Mohan Kumar (author) from UK on August 03, 2012:
Thank you Sunshine.. it is truly becoming a safer alternative due ot its many advantages. Understandably people may be reticent if they don't understand the technology...
Linda Bilyeu from Orlando, FL on May 28, 2012:
My husband had a robotic surgery and three of my friends had it also. From everything I witnessed and they shared with me I would go the route of robotic before traditional. My husbands surgeon Vipul Patel who works out of Celebration Hospital in Orlando claims he has performed more prostatectomies then any other urologist. That was five years ago. I wouldn't recommend him to a friend his ego was over inflated. Thank you for creating this hub, many will learn the pros and cons from it.
Mohan Kumar (author) from UK on April 06, 2012:
@WillStarr- thank you.
@chspublish- I am glad you like this info. The future does seem to be aimed at making things better and more precise to minimise trauma and enhance precision. Also it gives access to the best experts wherever they may be on the Globe. Appreciate your visit.
chspublish from Ireland on April 06, 2012:
Great to read a hub like this. I love the idea of precision and control and the lack of 'tremor' by the robotic assisted surgery. All that trauma associated with major surgery will soon be a thing of the past. Hurrah for the advancements in medical science and technology!! Thanks for the hope for the future being a better place for us all.
WillStarr from Phoenix, Arizona on March 16, 2012:
This is the way of the future. It's a wonderful surgical tool.
Mohan Kumar (author) from UK on March 13, 2012:
@ Simone, welcome and thanks for your kind comments- glad this has been fascinating.
Mohan Kumar (author) from UK on March 13, 2012:
Dear Ruby, I am glad you agree that a healthy degree of fear is from unfamiliarity and loss of perceived control- hope this helped to clarify some issues! Thank you!
Mohan Kumar (author) from UK on March 13, 2012:
Drbj- I agree - it is far more advanced and very much widespread than many people think - the expert consensus is almost 75 % of all surgeries will be Robot 'assisted' over the next 2 decades.... Thanks for your visit!
Mohan Kumar (author) from UK on March 12, 2012:
@cabmgmnt- thank you for asking the question- interestingly I was in the middle of editing an article on this subject and your timely question helped me develop this hub!
Simone Haruko Smith from San Francisco on March 12, 2012:
My goodness, this is absolutely FASCINATING!!! Thanks for the awesome overview of robotic surgery tech... I had no idea things were already this advanced. I'm more accustomed to reading about the highly experimental and theoretical stuff.
Ruby Jean Richert from Southern Illinois on March 12, 2012:
I have been reading about robotic surgery, the idea scares me, but i know it is just the unfamiliarity. Thank you so much for an informative hub. Your detailed description is well written and easy to comprehend. Thank you for sharing Docmo...
drbj and sherry from south Florida on March 11, 2012:

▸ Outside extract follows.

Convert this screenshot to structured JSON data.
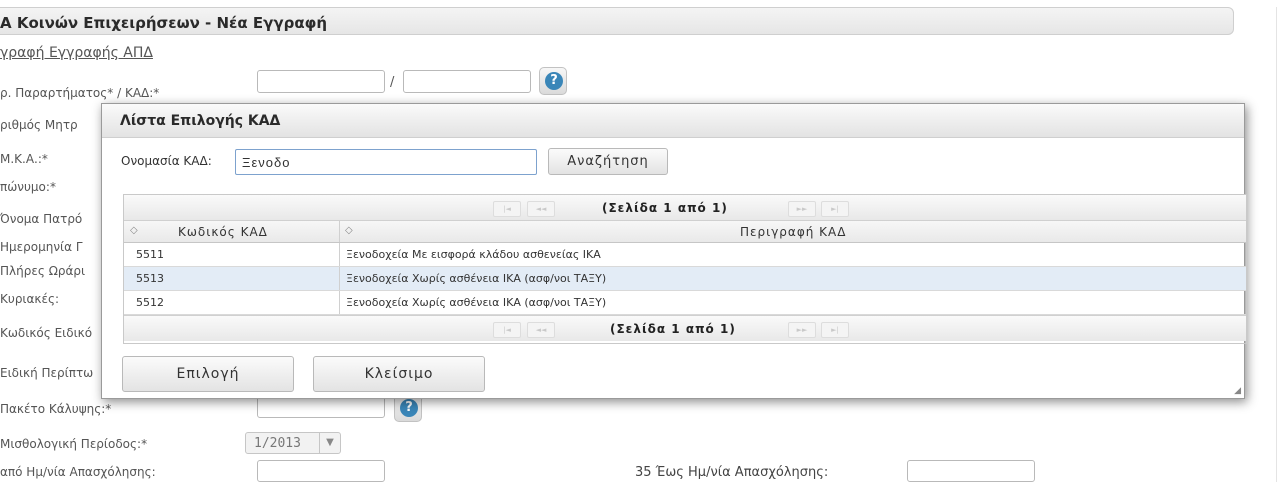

Robotic assisted surgery is no longer a fanciful exception. More and more I am seeing hospitals in my area advertise that they have the surgeons, the expertise, and the equipment to perform these procedures. We have seen the future and it is here NOW. Thank you Docmo for this detailed hub on the subject.
Corey from Northfield, MA on March 11, 2012:
Thank you for posting this hub. Everything about this hub: photographs, time line and history, uses in the operating room, training and cost has mezmerized me. I find your dissection of robotic surgery to be helpful to those considering surgery as well as being helpful to those, like me, who were curious about it. Thanks again.